Israel Lopez is a business attorney specializing in mergers and acquisitions for Madison-based law firm Neider & Boucher. He’s also the founder of Chins Up Foundation, an organization that pairs college athletes with at-risk kids in a penpal relationship. Such a penpal relationship helped the Milwaukee native came through a stint of homelessness to attend Concordia University – Saint Paul on a football scholarship, graduate with honors, and attend the University of Wisconsin Law School.
Leslie Orrantia is the director of community relations at the University of Wisconsin, a post she’s held since August 2016. She has been on campus for four years, serving since 2012 in the School of Education’s External Relations office and as assistant director for the Wisconsin Collaborative Education Research Network within the School of Education. Prior to her work with UW-Madison, she served as a caseworker in Madison for nearly five years, collaborating with area nonprofits, government institutions, community organizations and local media to best address client needs.
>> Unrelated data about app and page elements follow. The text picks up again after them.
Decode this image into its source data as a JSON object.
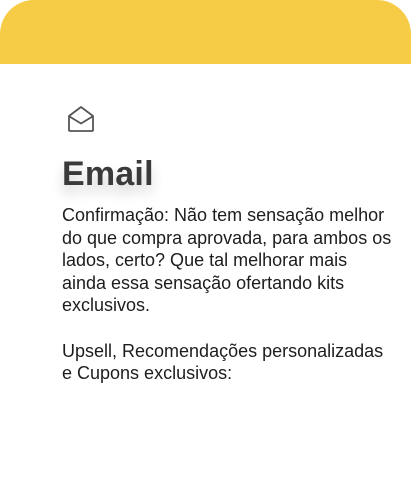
{
  "colors": {
    "accent": "#f6cc47",
    "title": "#3a3a3a",
    "text": "#1d1d1d",
    "icon": "#555555"
  },
  "header": {
    "icon": "envelope-open-icon",
    "title": "Email"
  },
  "body": {
    "paragraph_1": "Confirmação: Não tem sensação melhor do que compra aprovada, para ambos os lados, certo? Que tal melhorar mais ainda essa sensação ofertando kits exclusivos.",
    "paragraph_2": "Upsell, Recomendações personalizadas e Cupons exclusivos:"
  }
}
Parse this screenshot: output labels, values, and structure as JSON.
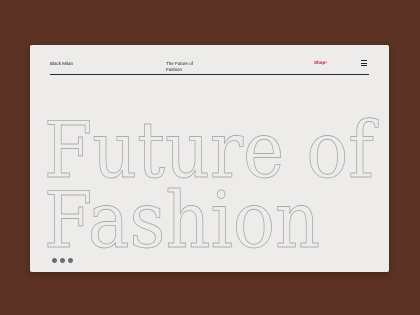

It was her work as a caseworker that really taught her the value of listening to others.
Dora Zúñiga is Director of Development at Wisconsin Public Radio, where she oversees all aspects of the network’s fundraising program including membership, business sponsorships, major gifts, planned giving, grant proposals and audience services and support as she connects with various communities across the state. The winner of the 2014 UMOS Hispanic Woman of the Year, Zúñiga has been an important Latina community leader in Madison for decades. She previously served as CEO of two large and important Madison-area nonprofits — Centro Hispano and Big Brothers Big Sisters of Dane County. Zúñiga also worked as director of leadership giving at the United Way of Dane County. Zúñiga earned the Madison Rotary Vocational Service Award in 2014 and the Roberto G. Sanchez Leadership Award from Centro Hispano in 2013. She was noted as one of the “all-time top 125 most influential Madisonians” by Madison Magazine in 2003.